Barnard says that the muscle you really need to work on is the one between your ears — your brain. Use it to make healthy food choices and you won’t have to spend nearly as much time at the gym.
Barnard says his personal exercise regimen includes showing up late to the airport. Being highly motivated to catch his plane, he races to catch it, all while lugging heavy bags. He repeats this exercise several times a week.
A Neal Barnard Travel Exercise Routine
Pressed for time? Use Dr. Barnard’s multitasking method:
1. Arrive at airport shortly before flight.
2. Carry very heavy baggage.
3. Run at breakneck speed to catch plane.
4. Repeat several times a week.
Bonus: Wear a ‘Go Vegan’ t-shirt and convert TSA officials, airport personnel and other passengers en route.
Barnard On Exercise
‘Exercise can boost the effects of a healthy diet, but it cannot make up for a poor one.’
Barnard On The Connection Between Diet & Exercise
‘Just as a car performs dramatically better when it has the fuel it was designed for, your body performs far better when you give it the food it needs.’
Barnard On The Cause Of Stalled Weight Loss
‘Genetics and exercise do play roles…but if you’re not losing weight, the problem is nearly always dietary.’
Barnard On The Obesity Epidemic
‘The reason for the obesity epidemic has virtually nothing to do with exercise. Exercise is great. I’m all for it, but this is not why we are heavy.’
Neal Barnard’s Supplements
Barnard says that if you stop eating animal products today, you’ll have about a 3-year supply of vitamin B12 in your system.
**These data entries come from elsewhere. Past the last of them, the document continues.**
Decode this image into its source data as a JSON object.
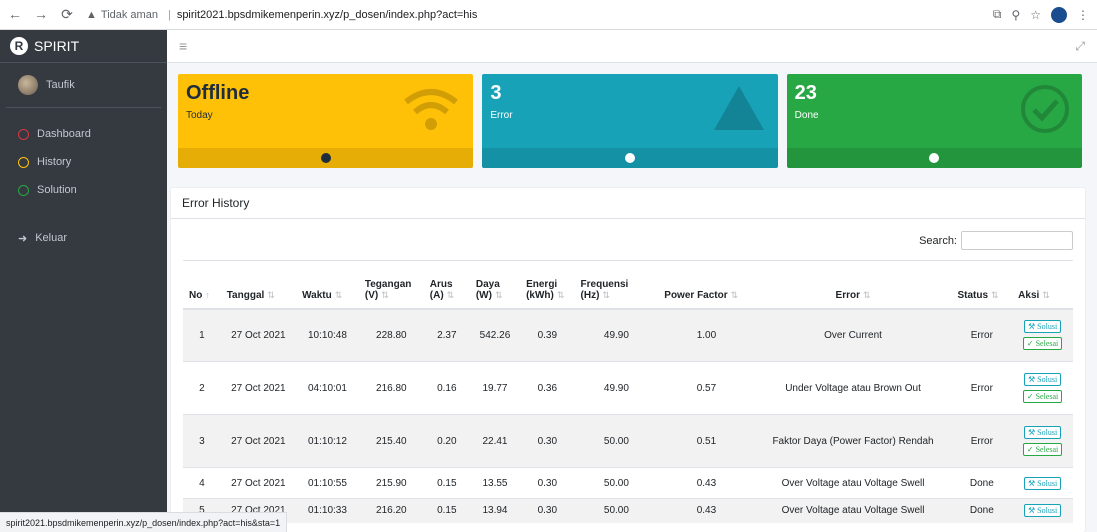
{
  "browser": {
    "security": "Tidak aman",
    "url": "spirit2021.bpsdmikemenperin.xyz/p_dosen/index.php?act=his",
    "status_url": "spirit2021.bpsdmikemenperin.xyz/p_dosen/index.php?act=his&sta=1"
  },
  "sidebar": {
    "brand": "SPIRIT",
    "user": "Taufik",
    "items": [
      {
        "label": "Dashboard",
        "color": "#dc3545"
      },
      {
        "label": "History",
        "color": "#ffc107"
      },
      {
        "label": "Solution",
        "color": "#28a745"
      }
    ],
    "logout": "Keluar"
  },
  "boxes": [
    {
      "value": "Offline",
      "label": "Today",
      "color": "#ffc107",
      "icon": "wifi-icon"
    },
    {
      "value": "3",
      "label": "Error",
      "color": "#17a2b8",
      "icon": "warning-icon"
    },
    {
      "value": "23",
      "label": "Done",
      "color": "#28a745",
      "icon": "check-circle-icon"
    }
  ],
  "card": {
    "title": "Error History",
    "search_label": "Search:"
  },
  "table": {
    "headers": [
      "No",
      "Tanggal",
      "Waktu",
      "Tegangan (V)",
      "Arus (A)",
      "Daya (W)",
      "Energi (kWh)",
      "Frequensi (Hz)",
      "Power Factor",
      "Error",
      "Status",
      "Aksi"
    ],
    "rows": [
      {
        "no": "1",
        "tanggal": "27 Oct 2021",
        "waktu": "10:10:48",
        "tegangan": "228.80",
        "arus": "2.37",
        "daya": "542.26",
        "energi": "0.39",
        "frek": "49.90",
        "pf": "1.00",
        "error": "Over Current",
        "status": "Error"
      },
      {
        "no": "2",
        "tanggal": "27 Oct 2021",
        "waktu": "04:10:01",
        "tegangan": "216.80",
        "arus": "0.16",
        "daya": "19.77",
        "energi": "0.36",
        "frek": "49.90",
        "pf": "0.57",
        "error": "Under Voltage atau Brown Out",
        "status": "Error"
      },
      {
        "no": "3",
        "tanggal": "27 Oct 2021",
        "waktu": "01:10:12",
        "tegangan": "215.40",
        "arus": "0.20",
        "daya": "22.41",
        "energi": "0.30",
        "frek": "50.00",
        "pf": "0.51",
        "error": "Faktor Daya (Power Factor) Rendah",
        "status": "Error"
      },
      {
        "no": "4",
        "tanggal": "27 Oct 2021",
        "waktu": "01:10:55",
        "tegangan": "215.90",
        "arus": "0.15",
        "daya": "13.55",
        "energi": "0.30",
        "frek": "50.00",
        "pf": "0.43",
        "error": "Over Voltage atau Voltage Swell",
        "status": "Done"
      },
      {
        "no": "5",
        "tanggal": "27 Oct 2021",
        "waktu": "01:10:33",
        "tegangan": "216.20",
        "arus": "0.15",
        "daya": "13.94",
        "energi": "0.30",
        "frek": "50.00",
        "pf": "0.43",
        "error": "Over Voltage atau Voltage Swell",
        "status": "Done"
      }
    ],
    "btn_solusi": "Solusi",
    "btn_selesai": "Selesai"
  }
}
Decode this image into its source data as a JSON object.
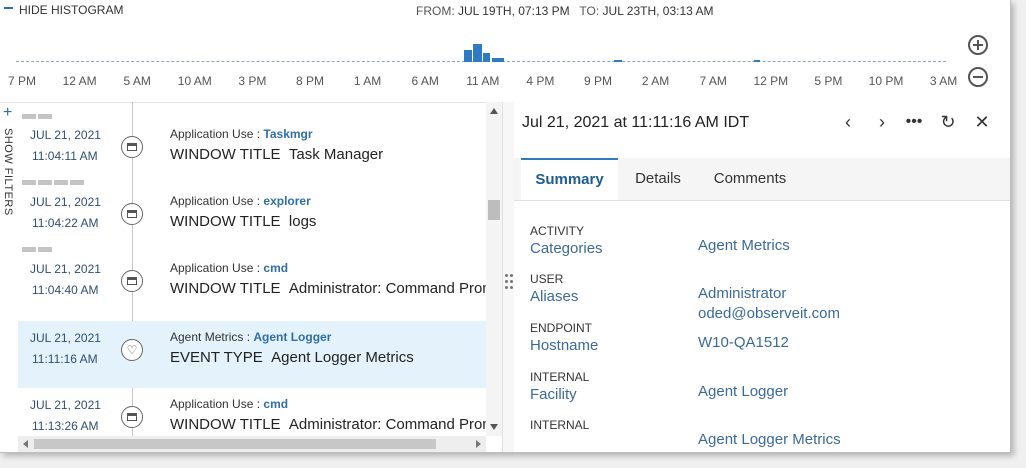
{
  "histogram": {
    "hide_label": "HIDE HISTOGRAM",
    "from_label": "FROM:",
    "from_value": "JUL 19TH, 07:13 PM",
    "to_label": "TO:",
    "to_value": "JUL 23TH, 03:13 AM",
    "tick_labels": [
      "7 PM",
      "12 AM",
      "5 AM",
      "10 AM",
      "3 PM",
      "8 PM",
      "1 AM",
      "6 AM",
      "11 AM",
      "4 PM",
      "9 PM",
      "2 AM",
      "7 AM",
      "12 PM",
      "5 PM",
      "10 PM",
      "3 AM"
    ],
    "bar_color": "#2e7bc4"
  },
  "filters": {
    "show_label": "SHOW FILTERS"
  },
  "events": [
    {
      "date": "JUL 21, 2021",
      "time": "11:04:11 AM",
      "type": "Application Use",
      "sep": " : ",
      "name": "Taskmgr",
      "main_label": "WINDOW TITLE",
      "main_value": "Task Manager",
      "icon": "window-icon"
    },
    {
      "date": "JUL 21, 2021",
      "time": "11:04:22 AM",
      "type": "Application Use",
      "sep": " : ",
      "name": "explorer",
      "main_label": "WINDOW TITLE",
      "main_value": "logs",
      "icon": "window-icon"
    },
    {
      "date": "JUL 21, 2021",
      "time": "11:04:40 AM",
      "type": "Application Use",
      "sep": " : ",
      "name": "cmd",
      "main_label": "WINDOW TITLE",
      "main_value": "Administrator: Command Prom",
      "icon": "window-icon"
    },
    {
      "date": "JUL 21, 2021",
      "time": "11:11:16 AM",
      "type": "Agent Metrics",
      "sep": " : ",
      "name": "Agent Logger",
      "main_label": "EVENT TYPE",
      "main_value": "Agent Logger Metrics",
      "icon": "heart-icon",
      "selected": true
    },
    {
      "date": "JUL 21, 2021",
      "time": "11:13:26 AM",
      "type": "Application Use",
      "sep": " : ",
      "name": "cmd",
      "main_label": "WINDOW TITLE",
      "main_value": "Administrator: Command Prom",
      "icon": "window-icon"
    }
  ],
  "detail": {
    "title": "Jul 21, 2021 at 11:11:16 AM IDT",
    "tabs": [
      "Summary",
      "Details",
      "Comments"
    ],
    "active_tab": "Summary",
    "fields": [
      {
        "key": "ACTIVITY",
        "sub": "Categories",
        "values": [
          "Agent Metrics"
        ]
      },
      {
        "key": "USER",
        "sub": "Aliases",
        "values": [
          "Administrator",
          "oded@observeit.com"
        ]
      },
      {
        "key": "ENDPOINT",
        "sub": "Hostname",
        "values": [
          "W10-QA1512"
        ]
      },
      {
        "key": "INTERNAL",
        "sub": "Facility",
        "values": [
          "Agent Logger"
        ]
      },
      {
        "key": "INTERNAL",
        "sub": "",
        "values": [
          "Agent Logger Metrics"
        ]
      }
    ]
  },
  "colors": {
    "accent": "#2e7bc4",
    "link": "#2f6fa7",
    "selected_row": "#e3f2fb"
  }
}
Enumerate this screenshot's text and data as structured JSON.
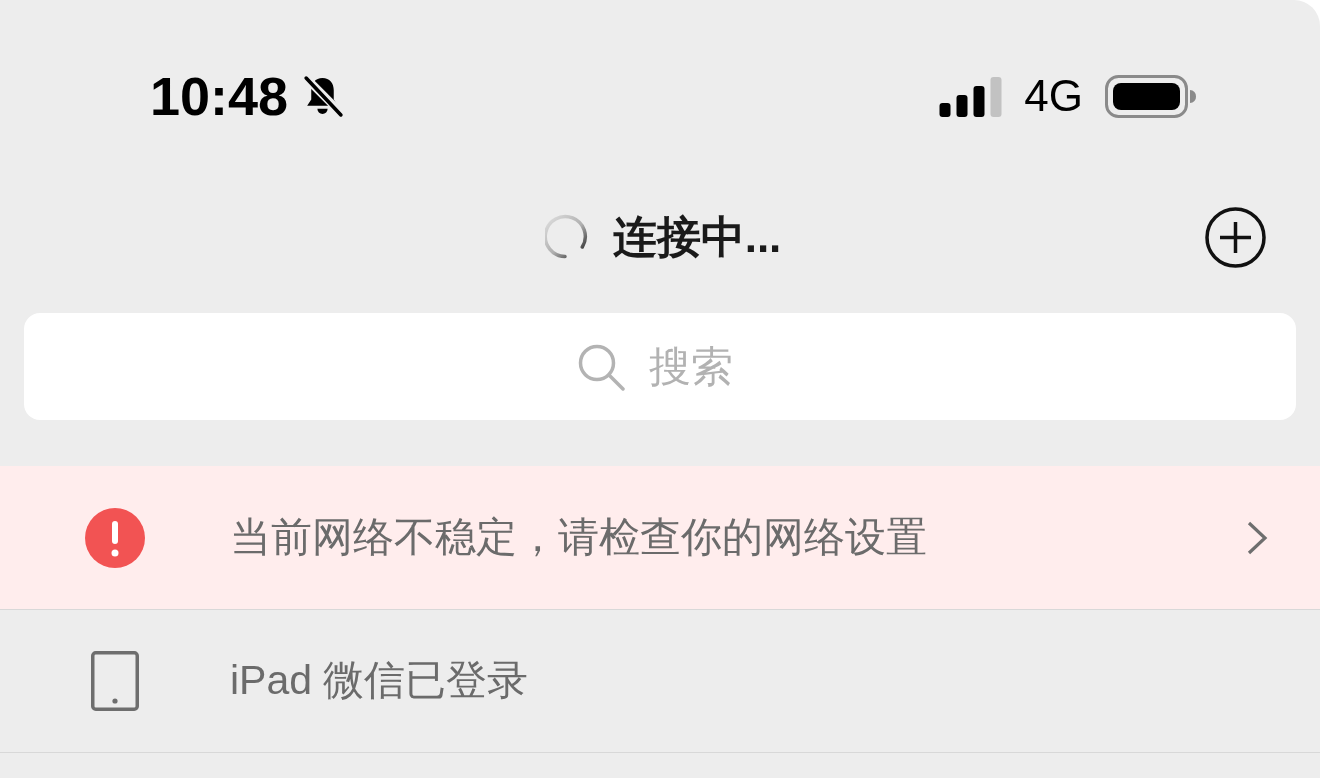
{
  "status_bar": {
    "time": "10:48",
    "silent": true,
    "network": "4G"
  },
  "nav": {
    "title": "连接中...",
    "loading": true
  },
  "search": {
    "placeholder": "搜索"
  },
  "notices": [
    {
      "kind": "warning",
      "text": "当前网络不稳定，请检查你的网络设置"
    },
    {
      "kind": "device",
      "text": "iPad 微信已登录"
    }
  ]
}
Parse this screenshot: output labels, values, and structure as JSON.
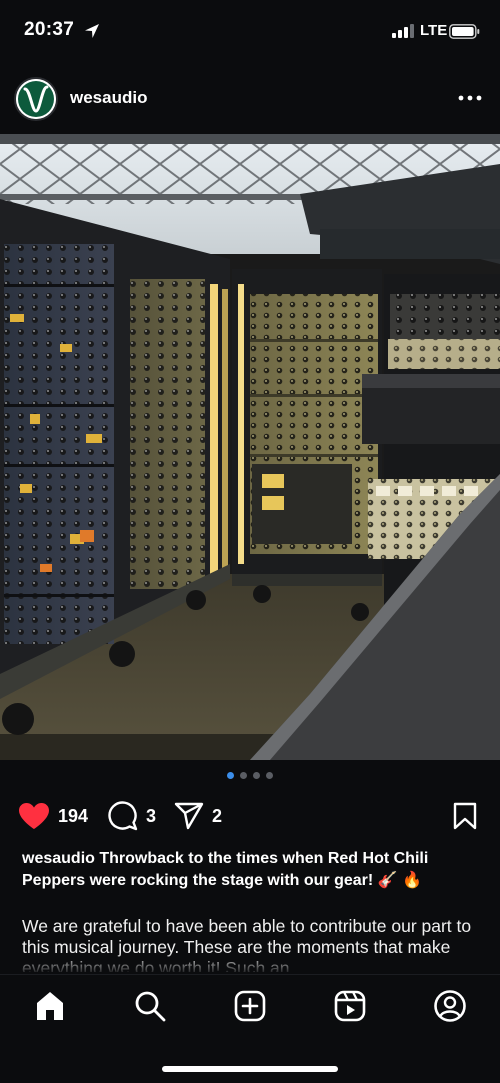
{
  "status": {
    "time": "20:37",
    "carrier": "LTE"
  },
  "post": {
    "username": "wesaudio",
    "likes": "194",
    "comments": "3",
    "shares": "2",
    "carousel_total": 4,
    "carousel_active": 1,
    "caption_username": "wesaudio",
    "caption_title": "Throwback to the times when Red Hot Chili Peppers were rocking the stage with our gear! 🎸 🔥",
    "caption_body": "We are grateful to have been able to contribute our part to this musical journey. These are the moments that make everything we do worth it! Such an"
  },
  "icons": {
    "location": "location-arrow-icon",
    "signal": "signal-bars-icon",
    "battery": "battery-icon",
    "more": "more-options-icon",
    "like": "heart-icon",
    "comment": "comment-icon",
    "share": "share-icon",
    "save": "bookmark-icon",
    "home": "home-icon",
    "search": "search-icon",
    "create": "create-icon",
    "reels": "reels-icon",
    "profile": "profile-icon"
  },
  "colors": {
    "like": "#ff3040",
    "active_dot": "#3b8eea",
    "background": "#0b0c0e"
  }
}
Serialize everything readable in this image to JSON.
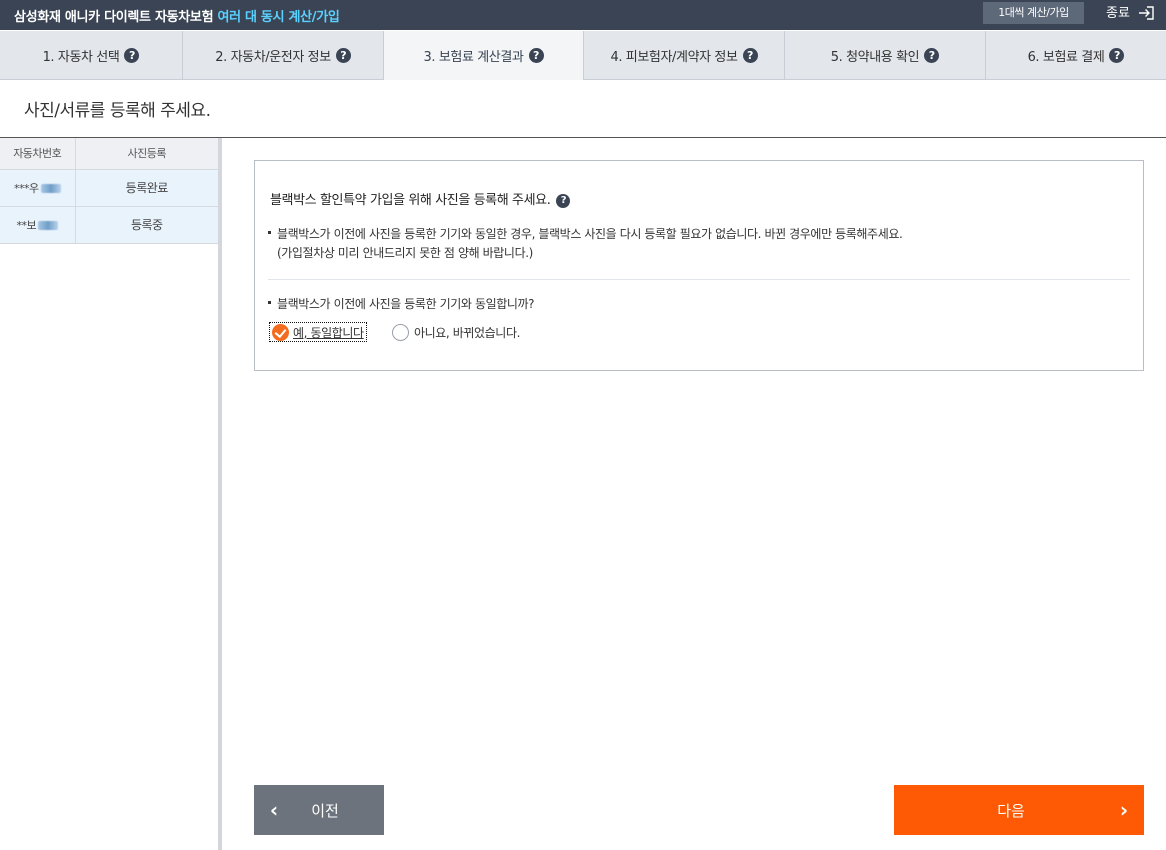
{
  "header": {
    "title_main": "삼성화재 애니카 다이렉트 자동차보험",
    "title_highlight": "여러 대 동시 계산/가입",
    "multi_button": "1대씩 계산/가입",
    "exit_button": "종료"
  },
  "steps": [
    {
      "label": "1. 자동차 선택",
      "help": "?"
    },
    {
      "label": "2. 자동차/운전자 정보",
      "help": "?"
    },
    {
      "label": "3. 보험료 계산결과",
      "help": "?"
    },
    {
      "label": "4. 피보험자/계약자 정보",
      "help": "?"
    },
    {
      "label": "5. 청약내용 확인",
      "help": "?"
    },
    {
      "label": "6. 보험료 결제",
      "help": "?"
    }
  ],
  "active_step": 3,
  "page_title": "사진/서류를 등록해 주세요.",
  "vehicle_table": {
    "headers": [
      "자동차번호",
      "사진등록"
    ],
    "rows": [
      {
        "plate": "***우",
        "status": "등록완료"
      },
      {
        "plate": "**보",
        "status": "등록중"
      }
    ]
  },
  "blackbox": {
    "title": "블랙박스 할인특약 가입을 위해 사진을 등록해 주세요.",
    "help": "?",
    "notice_line1": "블랙박스가 이전에 사진을 등록한 기기와 동일한 경우, 블랙박스 사진을 다시 등록할 필요가 없습니다. 바뀐 경우에만 등록해주세요.",
    "notice_line2": "(가입절차상 미리 안내드리지 못한 점 양해 바랍니다.)",
    "question": "블랙박스가 이전에 사진을 등록한 기기와 동일합니까?",
    "option_yes": "예, 동일합니다",
    "option_no": "아니요, 바뀌었습니다.",
    "selected": "yes"
  },
  "nav": {
    "prev_label": "이전",
    "prev_arrow": "‹",
    "next_label": "다음",
    "next_arrow": "›"
  },
  "colors": {
    "topbar": "#3a4454",
    "highlight": "#5ad2ff",
    "accent_orange": "#fe5a05",
    "prev_button": "#6d737c"
  }
}
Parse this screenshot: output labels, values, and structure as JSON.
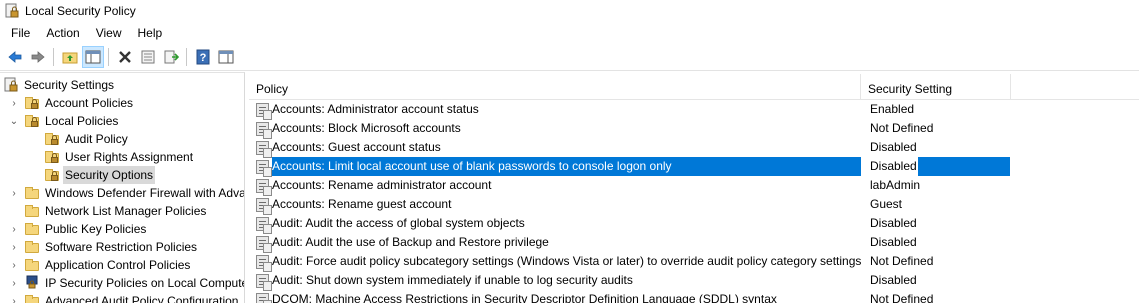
{
  "window": {
    "title": "Local Security Policy"
  },
  "menu": [
    "File",
    "Action",
    "View",
    "Help"
  ],
  "toolbar": {
    "buttons": [
      "back-icon",
      "forward-icon",
      "up-folder-icon",
      "show-hide-tree-icon",
      "delete-icon",
      "properties-icon",
      "export-list-icon",
      "help-icon",
      "action-pane-icon"
    ]
  },
  "tree": {
    "items": [
      {
        "label": "Security Settings",
        "icon": "security-settings-icon",
        "chevron": ""
      },
      {
        "label": "Account Policies",
        "icon": "folder-lock-icon",
        "chevron": "right"
      },
      {
        "label": "Local Policies",
        "icon": "folder-lock-icon",
        "chevron": "down"
      },
      {
        "label": "Audit Policy",
        "icon": "folder-lock-icon",
        "chevron": ""
      },
      {
        "label": "User Rights Assignment",
        "icon": "folder-lock-icon",
        "chevron": ""
      },
      {
        "label": "Security Options",
        "icon": "folder-lock-icon",
        "chevron": "",
        "selected": true
      },
      {
        "label": "Windows Defender Firewall with Adva",
        "icon": "folder-icon",
        "chevron": "right"
      },
      {
        "label": "Network List Manager Policies",
        "icon": "folder-icon",
        "chevron": ""
      },
      {
        "label": "Public Key Policies",
        "icon": "folder-icon",
        "chevron": "right"
      },
      {
        "label": "Software Restriction Policies",
        "icon": "folder-icon",
        "chevron": "right"
      },
      {
        "label": "Application Control Policies",
        "icon": "folder-icon",
        "chevron": "right"
      },
      {
        "label": "IP Security Policies on Local Compute",
        "icon": "ip-security-icon",
        "chevron": "right"
      },
      {
        "label": "Advanced Audit Policy Configuration",
        "icon": "folder-icon",
        "chevron": "right"
      }
    ]
  },
  "list": {
    "columns": {
      "policy": "Policy",
      "setting": "Security Setting"
    },
    "rows": [
      {
        "policy": "Accounts: Administrator account status",
        "setting": "Enabled"
      },
      {
        "policy": "Accounts: Block Microsoft accounts",
        "setting": "Not Defined"
      },
      {
        "policy": "Accounts: Guest account status",
        "setting": "Disabled"
      },
      {
        "policy": "Accounts: Limit local account use of blank passwords to console logon only",
        "setting": "Disabled",
        "selected": true
      },
      {
        "policy": "Accounts: Rename administrator account",
        "setting": "labAdmin"
      },
      {
        "policy": "Accounts: Rename guest account",
        "setting": "Guest"
      },
      {
        "policy": "Audit: Audit the access of global system objects",
        "setting": "Disabled"
      },
      {
        "policy": "Audit: Audit the use of Backup and Restore privilege",
        "setting": "Disabled"
      },
      {
        "policy": "Audit: Force audit policy subcategory settings (Windows Vista or later) to override audit policy category settings",
        "setting": "Not Defined"
      },
      {
        "policy": "Audit: Shut down system immediately if unable to log security audits",
        "setting": "Disabled"
      },
      {
        "policy": "DCOM: Machine Access Restrictions in Security Descriptor Definition Language (SDDL) syntax",
        "setting": "Not Defined"
      }
    ]
  },
  "colors": {
    "selection": "#0078d7",
    "tree_selection": "#d9d9d9",
    "folder": "#f5d67c"
  }
}
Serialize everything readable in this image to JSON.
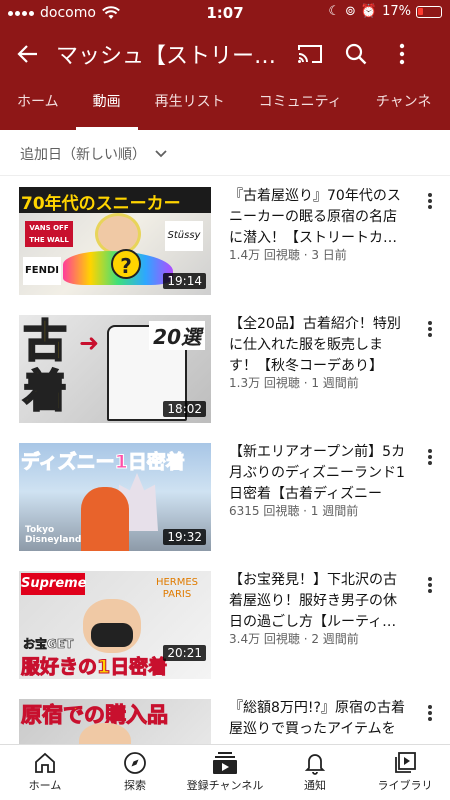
{
  "status": {
    "carrier": "docomo",
    "time": "1:07",
    "battery": "17%"
  },
  "header": {
    "title": "マッシュ【ストリー…"
  },
  "tabs": [
    "ホーム",
    "動画",
    "再生リスト",
    "コミュニティ",
    "チャンネ"
  ],
  "active_tab": 1,
  "sort": {
    "label": "追加日（新しい順）"
  },
  "videos": [
    {
      "title": "『古着屋巡り』70年代のスニーカーの眠る原宿の名店に潜入！【ストリートカ…",
      "info": "1.4万 回視聴 · 3 日前",
      "duration": "19:14",
      "thumb_text": "70年代のスニーカー",
      "thumb_badges": [
        "VANS OFF THE WALL",
        "Stüssy",
        "FENDI"
      ]
    },
    {
      "title": "【全20品】古着紹介！特別に仕入れた服を販売します！【秋冬コーデあり】",
      "info": "1.3万 回視聴 · 1 週間前",
      "duration": "18:02",
      "thumb_text": "古着",
      "thumb_badges": [
        "20選"
      ]
    },
    {
      "title": "【新エリアオープン前】5カ月ぶりのディズニーランド1日密着【古着ディズニーコ…",
      "info": "6315 回視聴 · 1 週間前",
      "duration": "19:32",
      "thumb_text": "ディズニー1日密着",
      "thumb_badges": [
        "Tokyo Disneyland"
      ]
    },
    {
      "title": "【お宝発見！】下北沢の古着屋巡り！服好き男子の休日の過ごし方【ルーティ…",
      "info": "3.4万 回視聴 · 2 週間前",
      "duration": "20:21",
      "thumb_text": "服好きの1日密着",
      "thumb_badges": [
        "Supreme",
        "HERMES PARIS",
        "お宝GET"
      ]
    },
    {
      "title": "『総額8万円!?』原宿の古着屋巡りで買ったアイテムを",
      "info": "",
      "duration": "",
      "thumb_text": "原宿での購入品",
      "thumb_badges": []
    }
  ],
  "bottom_nav": [
    "ホーム",
    "探索",
    "登録チャンネル",
    "通知",
    "ライブラリ"
  ],
  "colors": {
    "header_bg": "#8e1717",
    "text": "#111111",
    "secondary": "#606060"
  }
}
But to stay healthy, you should take a supplement.
Barnard recommends the free radical-busting antioxidant vitamin E, and while you can get it from some foods, especially seeds and nuts, he does not advocate eating a lot of these because they are high in fat, so supplementation may be helpful.
While some cereals are fortified with folate and it can be found in certain greens like broccoli and spinach, Barnard recommends folate because it can help reduce the risk of developing Alzheimer’s disease.
Neal Barnard’s Lifestyle
Sleep Is Key
Barnard says that sleep, along with diet and exercise, is integral to memory, weight management, and overall health.
Barnard’s foundation promotes what he feels is being neglected by the medical community: using preventative medicine, nutrition, and ethical research (not testing on animals) to cure what ails us.
Ditch the Toxic Pots & Pans
Barnard recommends using cookware that does not have iron or copper on the cooking surface because these metals appear to promote the creation of damaging free radicals. Beverages that come in aluminum cans should be avoided as well, and not just because of the sugar content.
Barnard says that while genetics might make you more prone to diseases like Alzheimer’s, making dietary changes can potentially prevent this and many other ailments, from migraines to PMS to cancer.
Barnard On Carbs
‘If people in Asia or Africa who eat lots of carbohydrates have very little diabetes, and if the disease becomes more and more common as carbohydrates are excluded from the diet, researchers have had to conclude that a high-carbohydrate diet is not the cause of the disease.’
Barnard On The Beef Industry
‘The beef industry has contributed to more American deaths than all the wars of this century, all natural disasters, and all automobile accidents combined.’
Barnard On Meat Consumption
‘Between 1909 and 2007, meat intake rose from 124 lbs. to more than 200 lbs. per person per year. That’s more than 75 lbs. of extra meat for every person, every year.’
Barnard On Cravings & Drugs
‘They are not caused by weak will or gluttony. Cravings are triggered by biological properties of the foods themselves. That is, certain foods have chemical makeups that cause us to crave them in very much the same way that drugs, alcohol, and tobacco have addictive components.’
The Power of Your Plate
A Physician’s Slimming Guide
Food for Life
Eat Right, Live Longer
Foods that Cause You to Lose Weight
The Best in the World
Foods that Fight Pain
Turn off the Fat Genes
Breaking the Food Seduction
Program for Reversing Diabetes
The Cheese Trap
Power Foods for the Brain
21-Day Weight Loss Kickstart
The Get Healthy, Go Vegan Cookbook
Bragg’s liquid aminos